|US5222867 *||Oct 15, 1991||Jun 29, 1993||Walker Sr Frank J||Method and system for controlling a mechanical pump to monitor and optimize both reservoir and equipment performance|
|US5351337 *||Sep 25, 1992||Sep 27, 1994||Deutsch Joseph J||Self-contained pressurized water delivery system|
|US5769108 *||May 9, 1995||Jun 23, 1998||Proudman; Donald L.||Fluid measuring, dilution and delivery system with air leakage monitoring and correction|
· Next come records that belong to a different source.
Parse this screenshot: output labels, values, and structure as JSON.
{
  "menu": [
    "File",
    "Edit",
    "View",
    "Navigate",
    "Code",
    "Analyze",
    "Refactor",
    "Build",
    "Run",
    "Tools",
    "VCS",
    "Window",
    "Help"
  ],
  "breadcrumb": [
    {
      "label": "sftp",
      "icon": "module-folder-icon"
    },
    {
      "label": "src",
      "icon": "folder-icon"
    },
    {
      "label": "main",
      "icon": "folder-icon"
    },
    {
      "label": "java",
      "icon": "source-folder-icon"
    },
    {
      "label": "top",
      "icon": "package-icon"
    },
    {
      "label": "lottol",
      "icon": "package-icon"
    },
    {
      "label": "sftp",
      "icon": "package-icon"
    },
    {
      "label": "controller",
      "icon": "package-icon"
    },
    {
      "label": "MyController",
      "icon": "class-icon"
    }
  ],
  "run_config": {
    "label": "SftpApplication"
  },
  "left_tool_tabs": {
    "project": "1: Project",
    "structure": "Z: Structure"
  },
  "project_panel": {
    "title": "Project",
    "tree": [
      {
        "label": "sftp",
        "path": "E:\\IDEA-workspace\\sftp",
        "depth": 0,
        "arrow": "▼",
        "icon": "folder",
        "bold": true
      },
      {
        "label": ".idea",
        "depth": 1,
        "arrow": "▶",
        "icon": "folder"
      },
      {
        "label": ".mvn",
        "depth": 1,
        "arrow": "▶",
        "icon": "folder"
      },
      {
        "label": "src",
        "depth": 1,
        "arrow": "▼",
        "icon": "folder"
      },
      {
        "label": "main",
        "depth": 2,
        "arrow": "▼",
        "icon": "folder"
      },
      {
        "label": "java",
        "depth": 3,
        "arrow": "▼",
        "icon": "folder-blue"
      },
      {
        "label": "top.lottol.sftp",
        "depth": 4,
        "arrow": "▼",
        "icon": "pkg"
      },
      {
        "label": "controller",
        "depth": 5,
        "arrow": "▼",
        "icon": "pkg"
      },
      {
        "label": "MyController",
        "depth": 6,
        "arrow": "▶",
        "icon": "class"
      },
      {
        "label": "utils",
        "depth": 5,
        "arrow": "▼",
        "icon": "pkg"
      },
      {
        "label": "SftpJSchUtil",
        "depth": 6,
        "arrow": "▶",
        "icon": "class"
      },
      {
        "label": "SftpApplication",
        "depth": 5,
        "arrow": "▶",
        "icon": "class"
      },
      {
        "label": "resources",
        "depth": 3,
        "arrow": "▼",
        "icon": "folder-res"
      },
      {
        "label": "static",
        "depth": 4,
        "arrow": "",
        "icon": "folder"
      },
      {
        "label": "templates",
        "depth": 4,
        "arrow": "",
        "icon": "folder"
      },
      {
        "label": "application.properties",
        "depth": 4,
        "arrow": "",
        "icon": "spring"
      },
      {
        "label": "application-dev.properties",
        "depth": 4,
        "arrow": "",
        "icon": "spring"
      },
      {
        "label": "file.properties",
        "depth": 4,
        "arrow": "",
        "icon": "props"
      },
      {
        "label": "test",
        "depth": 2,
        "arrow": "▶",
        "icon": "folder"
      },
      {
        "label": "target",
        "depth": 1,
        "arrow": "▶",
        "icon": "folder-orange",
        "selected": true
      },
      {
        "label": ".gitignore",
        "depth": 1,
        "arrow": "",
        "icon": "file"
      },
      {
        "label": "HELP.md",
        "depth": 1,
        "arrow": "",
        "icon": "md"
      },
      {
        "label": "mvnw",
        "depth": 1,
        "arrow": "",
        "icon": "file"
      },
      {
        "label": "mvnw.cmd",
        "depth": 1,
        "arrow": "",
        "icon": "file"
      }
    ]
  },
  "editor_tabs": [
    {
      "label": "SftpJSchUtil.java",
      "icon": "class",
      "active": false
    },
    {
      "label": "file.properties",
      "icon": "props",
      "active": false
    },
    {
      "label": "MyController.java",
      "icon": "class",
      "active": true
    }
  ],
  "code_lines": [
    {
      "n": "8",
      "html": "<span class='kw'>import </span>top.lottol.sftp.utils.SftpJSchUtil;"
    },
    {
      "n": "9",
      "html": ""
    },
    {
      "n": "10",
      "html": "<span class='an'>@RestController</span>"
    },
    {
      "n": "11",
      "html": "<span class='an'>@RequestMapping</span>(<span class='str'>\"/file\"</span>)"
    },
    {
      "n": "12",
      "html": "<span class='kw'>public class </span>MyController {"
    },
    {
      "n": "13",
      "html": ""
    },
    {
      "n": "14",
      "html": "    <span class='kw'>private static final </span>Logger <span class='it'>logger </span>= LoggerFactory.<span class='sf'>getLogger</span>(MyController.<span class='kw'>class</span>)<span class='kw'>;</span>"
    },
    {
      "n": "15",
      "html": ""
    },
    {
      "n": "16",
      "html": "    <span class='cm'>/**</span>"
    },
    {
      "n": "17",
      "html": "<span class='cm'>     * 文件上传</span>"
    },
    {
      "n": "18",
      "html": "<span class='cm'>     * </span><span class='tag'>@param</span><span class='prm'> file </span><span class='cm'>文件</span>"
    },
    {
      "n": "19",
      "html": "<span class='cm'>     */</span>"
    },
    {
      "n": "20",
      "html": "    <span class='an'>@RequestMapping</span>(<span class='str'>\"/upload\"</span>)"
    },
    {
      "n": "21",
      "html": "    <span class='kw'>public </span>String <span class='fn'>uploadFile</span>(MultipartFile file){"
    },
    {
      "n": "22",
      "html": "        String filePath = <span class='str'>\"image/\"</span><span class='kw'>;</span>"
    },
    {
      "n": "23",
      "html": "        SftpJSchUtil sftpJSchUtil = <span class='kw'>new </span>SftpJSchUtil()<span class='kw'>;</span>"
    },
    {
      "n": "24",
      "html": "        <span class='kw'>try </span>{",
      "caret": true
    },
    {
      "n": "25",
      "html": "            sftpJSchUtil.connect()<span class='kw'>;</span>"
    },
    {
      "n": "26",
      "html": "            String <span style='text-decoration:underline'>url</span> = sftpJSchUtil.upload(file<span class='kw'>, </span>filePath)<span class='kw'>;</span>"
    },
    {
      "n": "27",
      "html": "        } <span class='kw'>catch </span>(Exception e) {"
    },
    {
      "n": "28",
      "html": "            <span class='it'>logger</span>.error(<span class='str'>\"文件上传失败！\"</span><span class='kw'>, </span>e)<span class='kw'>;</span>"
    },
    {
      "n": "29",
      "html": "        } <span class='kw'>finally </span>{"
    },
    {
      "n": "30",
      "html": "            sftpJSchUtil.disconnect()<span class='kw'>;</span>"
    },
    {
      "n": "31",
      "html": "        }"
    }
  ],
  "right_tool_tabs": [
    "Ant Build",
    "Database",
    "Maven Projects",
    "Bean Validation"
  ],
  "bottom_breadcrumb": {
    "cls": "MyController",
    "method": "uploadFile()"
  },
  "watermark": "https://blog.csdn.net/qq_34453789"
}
|US5884649 *||Jan 14, 1998||Mar 23, 1999||Proudman; Donald L.||Fluid measuring, dilution and delivery system with air leakage monitoring and correction|
|US6077044 *||Feb 23, 1998||Jun 20, 2000||Reid; John A.||Well production management and storage system|
|US6534940||Jun 18, 2001||Mar 18, 2003||Smart Marine Systems, Llc||Marine macerator pump control module|
|US6552284||Feb 25, 2002||Apr 22, 2003||Derrin T. Drago||Water pump low pressure cutoff switch|
|US6817419||Oct 30, 2002||Nov 16, 2004||John A. Reid||Well production management and storage system controller|
|US7931447||Nov 17, 2006||Apr 26, 2011||Hayward Industries, Inc.||Drain safety and pump control device|
|US8820404 *||Jun 23, 2011||Sep 2, 2014||Mike Lisk||Water well pumping and control system|
|US8967250||Dec 22, 2011||Mar 3, 2015||Mike Lisk||Well pumping and control system|
|US20100180811 *||Jan 21, 2009||Jul 22, 2010||George Sotiriou||Water level detector|
|US20120325460 *||Jun 23, 2011||Dec 27, 2012||Mike Lisk||Well Watchman Pumping And Control System|
|CN103977977A *||May 29, 2014||Aug 13, 2014||浙江德清宝丰射流系统工程有限公司||High pressure water gun pump station gunlock interlocking control method|
|EP0233554A2 *||Feb 5, 1987||Aug 26, 1987||Bomin Solar GmbH & Co KG||Arrangement for building up the withdrawal pressure in a water supply system|
|EP0233554A3 *||Feb 5, 1987||Nov 25, 1987||Bomin Solar GmbH & Co KG||Arrangement for building up the withdrawal pressure in a water supply system|
|EP0663553A1 *||Jan 10, 1995||Jul 19, 1995||CO.GE.PO. S.r.l.||Water distribution system|
|U.S. Classification||417/12, 417/25, 417/26, 417/17|